-- Your instructions --
Please find every line of the listing below where "Conference" occurs and copy it.
+++ Material provided +++
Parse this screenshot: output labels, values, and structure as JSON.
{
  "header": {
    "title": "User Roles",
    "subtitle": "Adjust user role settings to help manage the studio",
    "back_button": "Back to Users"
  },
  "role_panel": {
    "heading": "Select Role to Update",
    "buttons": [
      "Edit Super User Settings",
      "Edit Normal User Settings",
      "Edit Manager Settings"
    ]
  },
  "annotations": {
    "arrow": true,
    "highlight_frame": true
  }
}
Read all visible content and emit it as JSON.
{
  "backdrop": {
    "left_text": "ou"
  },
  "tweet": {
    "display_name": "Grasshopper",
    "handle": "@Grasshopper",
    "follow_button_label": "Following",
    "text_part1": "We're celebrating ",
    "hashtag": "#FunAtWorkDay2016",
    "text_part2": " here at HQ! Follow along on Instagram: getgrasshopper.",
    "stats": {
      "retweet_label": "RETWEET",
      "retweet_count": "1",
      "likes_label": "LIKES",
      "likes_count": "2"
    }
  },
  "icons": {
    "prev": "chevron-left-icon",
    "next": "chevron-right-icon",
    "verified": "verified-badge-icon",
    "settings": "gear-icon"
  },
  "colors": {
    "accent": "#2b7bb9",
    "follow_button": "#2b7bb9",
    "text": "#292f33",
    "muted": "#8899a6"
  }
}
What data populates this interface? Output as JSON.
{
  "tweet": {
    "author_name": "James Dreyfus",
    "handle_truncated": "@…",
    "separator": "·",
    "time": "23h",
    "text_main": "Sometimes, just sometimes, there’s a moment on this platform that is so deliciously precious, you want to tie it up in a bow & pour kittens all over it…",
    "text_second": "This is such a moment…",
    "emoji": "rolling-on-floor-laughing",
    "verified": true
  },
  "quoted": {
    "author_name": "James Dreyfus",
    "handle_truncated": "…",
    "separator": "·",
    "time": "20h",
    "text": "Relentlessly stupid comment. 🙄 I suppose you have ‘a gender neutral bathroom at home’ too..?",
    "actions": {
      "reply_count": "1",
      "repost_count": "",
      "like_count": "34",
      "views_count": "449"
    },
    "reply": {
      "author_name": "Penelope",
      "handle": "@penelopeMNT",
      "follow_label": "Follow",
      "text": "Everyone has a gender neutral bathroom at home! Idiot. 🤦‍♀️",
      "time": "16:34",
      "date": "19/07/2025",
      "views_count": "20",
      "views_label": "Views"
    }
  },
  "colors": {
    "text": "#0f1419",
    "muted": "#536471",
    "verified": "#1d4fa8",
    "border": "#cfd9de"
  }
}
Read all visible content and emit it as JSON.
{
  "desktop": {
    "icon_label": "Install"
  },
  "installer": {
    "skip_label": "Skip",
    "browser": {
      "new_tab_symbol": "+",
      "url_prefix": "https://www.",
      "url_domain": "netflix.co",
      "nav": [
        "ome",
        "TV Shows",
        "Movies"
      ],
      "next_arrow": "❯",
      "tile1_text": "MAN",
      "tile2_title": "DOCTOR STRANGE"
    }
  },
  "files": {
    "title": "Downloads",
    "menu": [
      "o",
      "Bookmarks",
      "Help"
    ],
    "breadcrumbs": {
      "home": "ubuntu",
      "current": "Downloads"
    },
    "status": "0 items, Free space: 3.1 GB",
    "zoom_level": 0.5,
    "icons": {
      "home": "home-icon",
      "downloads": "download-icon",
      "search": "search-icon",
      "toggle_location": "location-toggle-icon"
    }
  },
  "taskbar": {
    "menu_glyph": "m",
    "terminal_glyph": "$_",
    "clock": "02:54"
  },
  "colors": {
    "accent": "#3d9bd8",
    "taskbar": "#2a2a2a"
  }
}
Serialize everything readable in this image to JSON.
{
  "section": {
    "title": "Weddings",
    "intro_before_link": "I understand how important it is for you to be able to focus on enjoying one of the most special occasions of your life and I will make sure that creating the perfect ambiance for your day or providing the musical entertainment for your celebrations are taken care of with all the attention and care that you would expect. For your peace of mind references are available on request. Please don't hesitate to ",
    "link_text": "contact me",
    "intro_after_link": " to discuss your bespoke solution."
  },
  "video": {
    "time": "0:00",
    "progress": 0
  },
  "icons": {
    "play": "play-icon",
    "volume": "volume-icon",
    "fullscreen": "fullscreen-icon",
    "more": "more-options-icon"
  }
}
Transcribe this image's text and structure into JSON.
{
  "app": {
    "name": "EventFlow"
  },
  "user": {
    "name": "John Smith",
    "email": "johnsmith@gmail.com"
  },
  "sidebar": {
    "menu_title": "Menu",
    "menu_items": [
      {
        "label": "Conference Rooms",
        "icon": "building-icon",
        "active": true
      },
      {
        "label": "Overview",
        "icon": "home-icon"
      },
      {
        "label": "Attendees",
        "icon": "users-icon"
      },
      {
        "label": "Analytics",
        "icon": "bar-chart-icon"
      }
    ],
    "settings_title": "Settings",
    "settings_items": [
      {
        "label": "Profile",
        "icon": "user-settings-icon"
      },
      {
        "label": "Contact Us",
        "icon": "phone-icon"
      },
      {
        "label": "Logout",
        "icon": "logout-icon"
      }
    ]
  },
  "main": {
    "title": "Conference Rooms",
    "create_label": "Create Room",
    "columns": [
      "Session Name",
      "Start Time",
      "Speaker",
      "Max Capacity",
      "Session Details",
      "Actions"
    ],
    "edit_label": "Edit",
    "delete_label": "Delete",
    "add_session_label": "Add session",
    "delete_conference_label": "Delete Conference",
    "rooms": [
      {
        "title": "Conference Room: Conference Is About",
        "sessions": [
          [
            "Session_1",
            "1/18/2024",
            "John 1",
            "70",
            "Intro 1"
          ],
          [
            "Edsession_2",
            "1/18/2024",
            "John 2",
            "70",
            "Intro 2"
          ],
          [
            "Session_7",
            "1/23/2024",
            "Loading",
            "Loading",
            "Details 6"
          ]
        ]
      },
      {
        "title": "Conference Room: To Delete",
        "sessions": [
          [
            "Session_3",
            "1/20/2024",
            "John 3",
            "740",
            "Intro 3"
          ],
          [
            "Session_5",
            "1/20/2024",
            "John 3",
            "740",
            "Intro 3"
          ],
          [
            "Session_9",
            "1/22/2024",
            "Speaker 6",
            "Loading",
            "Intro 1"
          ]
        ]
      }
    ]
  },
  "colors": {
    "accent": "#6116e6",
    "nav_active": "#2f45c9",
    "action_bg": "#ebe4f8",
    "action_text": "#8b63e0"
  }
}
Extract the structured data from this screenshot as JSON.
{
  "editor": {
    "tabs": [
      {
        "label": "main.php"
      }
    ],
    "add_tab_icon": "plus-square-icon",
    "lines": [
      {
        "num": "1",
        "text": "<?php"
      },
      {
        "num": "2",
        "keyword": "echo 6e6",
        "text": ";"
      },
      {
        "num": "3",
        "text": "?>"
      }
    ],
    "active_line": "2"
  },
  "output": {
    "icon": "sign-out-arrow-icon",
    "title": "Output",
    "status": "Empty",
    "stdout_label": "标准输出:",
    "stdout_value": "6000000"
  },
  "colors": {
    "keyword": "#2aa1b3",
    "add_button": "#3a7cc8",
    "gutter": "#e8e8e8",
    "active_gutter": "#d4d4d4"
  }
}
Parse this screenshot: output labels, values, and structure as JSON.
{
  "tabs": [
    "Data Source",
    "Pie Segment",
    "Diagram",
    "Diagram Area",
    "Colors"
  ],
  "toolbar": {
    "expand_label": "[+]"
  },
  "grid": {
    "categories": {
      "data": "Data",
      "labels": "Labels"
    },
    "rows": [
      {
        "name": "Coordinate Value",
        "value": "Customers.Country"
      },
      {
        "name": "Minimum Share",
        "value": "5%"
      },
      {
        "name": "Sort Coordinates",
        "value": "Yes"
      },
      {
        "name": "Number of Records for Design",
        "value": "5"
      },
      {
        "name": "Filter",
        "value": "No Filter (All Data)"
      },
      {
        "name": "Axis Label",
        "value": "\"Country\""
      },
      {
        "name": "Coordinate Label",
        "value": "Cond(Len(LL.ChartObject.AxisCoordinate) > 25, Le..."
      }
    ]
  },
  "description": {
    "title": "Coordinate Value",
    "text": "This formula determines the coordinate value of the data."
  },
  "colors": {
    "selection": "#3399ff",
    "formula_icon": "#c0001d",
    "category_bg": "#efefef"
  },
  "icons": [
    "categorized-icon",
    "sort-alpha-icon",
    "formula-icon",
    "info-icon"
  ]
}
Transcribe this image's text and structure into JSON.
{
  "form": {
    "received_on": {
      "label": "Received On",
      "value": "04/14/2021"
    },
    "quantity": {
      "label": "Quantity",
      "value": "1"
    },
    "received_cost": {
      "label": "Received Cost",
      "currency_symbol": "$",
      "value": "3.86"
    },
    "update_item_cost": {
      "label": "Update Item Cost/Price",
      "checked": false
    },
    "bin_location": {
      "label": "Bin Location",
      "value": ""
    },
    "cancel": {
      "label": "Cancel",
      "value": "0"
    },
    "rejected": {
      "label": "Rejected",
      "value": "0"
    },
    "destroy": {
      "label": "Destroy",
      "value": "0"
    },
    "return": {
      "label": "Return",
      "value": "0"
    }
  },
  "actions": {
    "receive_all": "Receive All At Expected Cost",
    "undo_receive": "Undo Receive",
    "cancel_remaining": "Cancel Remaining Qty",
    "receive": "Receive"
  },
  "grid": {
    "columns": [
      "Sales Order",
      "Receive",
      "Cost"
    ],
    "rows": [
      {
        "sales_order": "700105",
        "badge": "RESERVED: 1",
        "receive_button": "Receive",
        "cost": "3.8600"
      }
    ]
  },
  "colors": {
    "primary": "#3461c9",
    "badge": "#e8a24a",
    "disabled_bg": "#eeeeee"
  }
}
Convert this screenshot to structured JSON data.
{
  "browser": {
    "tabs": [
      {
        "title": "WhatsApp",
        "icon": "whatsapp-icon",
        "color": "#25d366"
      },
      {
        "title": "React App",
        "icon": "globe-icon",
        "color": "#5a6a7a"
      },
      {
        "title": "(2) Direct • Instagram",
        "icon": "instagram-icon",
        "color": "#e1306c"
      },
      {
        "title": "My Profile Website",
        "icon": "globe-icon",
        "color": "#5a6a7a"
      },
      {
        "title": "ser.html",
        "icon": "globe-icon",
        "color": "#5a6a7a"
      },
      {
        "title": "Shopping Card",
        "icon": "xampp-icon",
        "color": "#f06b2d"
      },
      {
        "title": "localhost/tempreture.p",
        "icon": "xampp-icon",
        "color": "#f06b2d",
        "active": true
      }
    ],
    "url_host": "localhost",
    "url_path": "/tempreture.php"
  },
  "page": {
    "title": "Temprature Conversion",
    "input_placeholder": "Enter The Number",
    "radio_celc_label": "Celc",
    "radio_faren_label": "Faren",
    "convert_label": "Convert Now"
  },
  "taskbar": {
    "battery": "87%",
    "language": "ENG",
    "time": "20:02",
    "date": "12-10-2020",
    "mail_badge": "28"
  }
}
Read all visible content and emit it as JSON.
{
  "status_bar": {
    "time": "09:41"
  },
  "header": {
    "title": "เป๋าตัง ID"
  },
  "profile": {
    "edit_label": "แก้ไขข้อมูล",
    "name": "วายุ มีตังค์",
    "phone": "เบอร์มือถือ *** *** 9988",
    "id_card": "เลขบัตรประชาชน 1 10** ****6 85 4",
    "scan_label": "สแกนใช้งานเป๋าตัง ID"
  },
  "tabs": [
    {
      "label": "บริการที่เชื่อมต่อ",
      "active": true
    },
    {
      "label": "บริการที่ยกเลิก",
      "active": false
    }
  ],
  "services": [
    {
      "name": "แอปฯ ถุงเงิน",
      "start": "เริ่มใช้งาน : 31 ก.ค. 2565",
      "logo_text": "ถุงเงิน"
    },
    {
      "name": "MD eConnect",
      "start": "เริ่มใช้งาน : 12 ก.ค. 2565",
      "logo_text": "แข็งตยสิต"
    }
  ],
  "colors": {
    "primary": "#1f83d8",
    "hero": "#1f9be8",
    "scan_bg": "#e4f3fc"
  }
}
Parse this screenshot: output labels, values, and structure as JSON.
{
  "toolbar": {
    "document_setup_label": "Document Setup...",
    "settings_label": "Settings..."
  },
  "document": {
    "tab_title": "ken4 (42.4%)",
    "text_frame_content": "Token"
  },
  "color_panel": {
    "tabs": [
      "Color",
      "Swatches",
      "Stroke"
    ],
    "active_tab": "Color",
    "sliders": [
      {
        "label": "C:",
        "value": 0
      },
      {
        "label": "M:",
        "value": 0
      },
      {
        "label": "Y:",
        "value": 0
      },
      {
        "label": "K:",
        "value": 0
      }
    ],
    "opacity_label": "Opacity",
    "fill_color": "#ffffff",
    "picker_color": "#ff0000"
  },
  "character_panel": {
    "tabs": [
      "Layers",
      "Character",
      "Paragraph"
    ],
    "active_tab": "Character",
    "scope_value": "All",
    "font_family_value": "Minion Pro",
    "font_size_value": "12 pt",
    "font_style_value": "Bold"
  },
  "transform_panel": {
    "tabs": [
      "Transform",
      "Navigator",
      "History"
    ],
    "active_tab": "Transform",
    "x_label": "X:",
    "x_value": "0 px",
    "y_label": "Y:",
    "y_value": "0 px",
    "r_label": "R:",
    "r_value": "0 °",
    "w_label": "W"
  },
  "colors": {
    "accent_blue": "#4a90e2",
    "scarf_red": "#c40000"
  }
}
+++
-- Output for this exercise --
        "label": "Conference Rooms",
    "title": "Conference Rooms",
    "delete_conference_label": "Delete Conference",
        "title": "Conference Room: Conference Is About",
        "title": "Conference Room: To Delete",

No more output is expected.